# Record excerpts
------------------------------------------------

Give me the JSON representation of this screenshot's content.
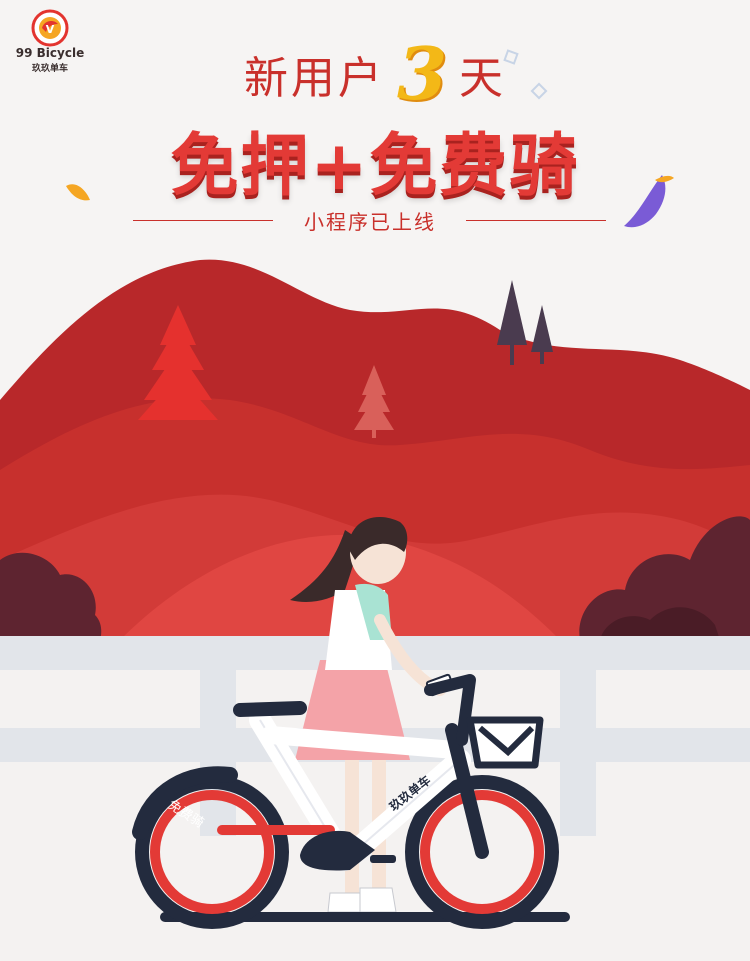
{
  "brand": {
    "name": "99 Bicycle",
    "subtitle": "玖玖单车"
  },
  "headline": {
    "prefix": "新用户",
    "days": "3",
    "suffix": "天"
  },
  "slogan": "免押+免费骑",
  "subline": "小程序已上线",
  "bike": {
    "frame_label": "玖玖单车",
    "fender_label": "免费骑"
  },
  "colors": {
    "brand_red": "#e33a36",
    "dark_red": "#b8282a",
    "accent_yellow": "#f3b817",
    "navy": "#232b3e"
  }
}
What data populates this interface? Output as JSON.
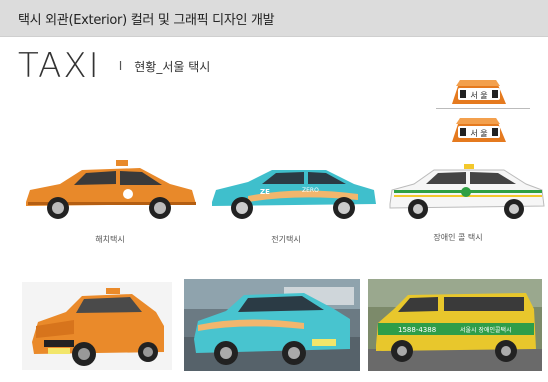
{
  "header": {
    "title": "택시 외관(Exterior) 컬러 및 그래픽 디자인 개발"
  },
  "heading": {
    "title": "TAXI",
    "separator": "I",
    "subtitle": "현황_서울 택시"
  },
  "roof_signs": [
    {
      "label": "서 울"
    },
    {
      "label": "서 울"
    }
  ],
  "cars": [
    {
      "caption": "해치택시",
      "color": "#e8892a"
    },
    {
      "caption": "전기택시",
      "color": "#3fbfcc"
    },
    {
      "caption": "장애인 콜 택시",
      "color": "#ffffff"
    }
  ],
  "car_texts": {
    "ev_logo_left": "ZE",
    "ev_logo_right": "ZERO",
    "phone": "1588-4388",
    "brand": "서울시 장애인콜택시"
  },
  "photos": [
    {
      "description_color": "#ea8a2a"
    },
    {
      "description_color": "#48c4cf"
    },
    {
      "description_color": "#e8c72c"
    }
  ]
}
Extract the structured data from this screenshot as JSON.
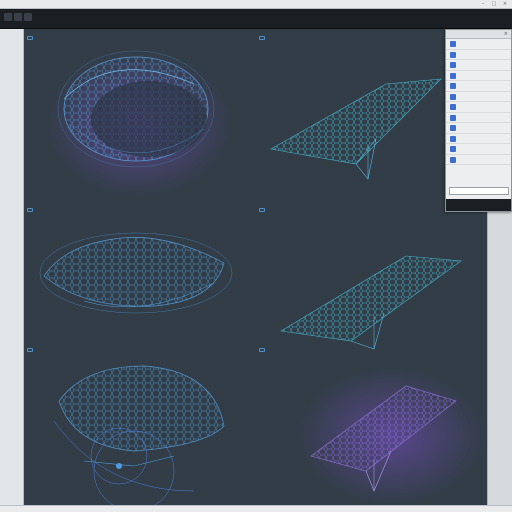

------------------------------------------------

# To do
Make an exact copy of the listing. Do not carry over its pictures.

# Final answer
Give me the JSON representation of this screenshot's content.
{
  "brand": {
    "name": "99 Bicycle",
    "subtitle": "玖玖单车"
  },
  "headline": {
    "prefix": "新用户",
    "days": "3",
    "suffix": "天"
  },
  "slogan": "免押+免费骑",
  "subline": "小程序已上线",
  "bike": {
    "frame_label": "玖玖单车",
    "fender_label": "免费骑"
  },
  "colors": {
    "brand_red": "#e33a36",
    "dark_red": "#b8282a",
    "accent_yellow": "#f3b817",
    "navy": "#232b3e"
  }
}
What data populates this interface? Output as JSON.
{
  "header": {
    "title": "택시 외관(Exterior) 컬러 및 그래픽 디자인 개발"
  },
  "heading": {
    "title": "TAXI",
    "separator": "I",
    "subtitle": "현황_서울 택시"
  },
  "roof_signs": [
    {
      "label": "서 울"
    },
    {
      "label": "서 울"
    }
  ],
  "cars": [
    {
      "caption": "해치택시",
      "color": "#e8892a"
    },
    {
      "caption": "전기택시",
      "color": "#3fbfcc"
    },
    {
      "caption": "장애인 콜 택시",
      "color": "#ffffff"
    }
  ],
  "car_texts": {
    "ev_logo_left": "ZE",
    "ev_logo_right": "ZERO",
    "phone": "1588-4388",
    "brand": "서울시 장애인콜택시"
  },
  "photos": [
    {
      "description_color": "#ea8a2a"
    },
    {
      "description_color": "#48c4cf"
    },
    {
      "description_color": "#e8c72c"
    }
  ]
}
Extract the structured data from this screenshot as JSON.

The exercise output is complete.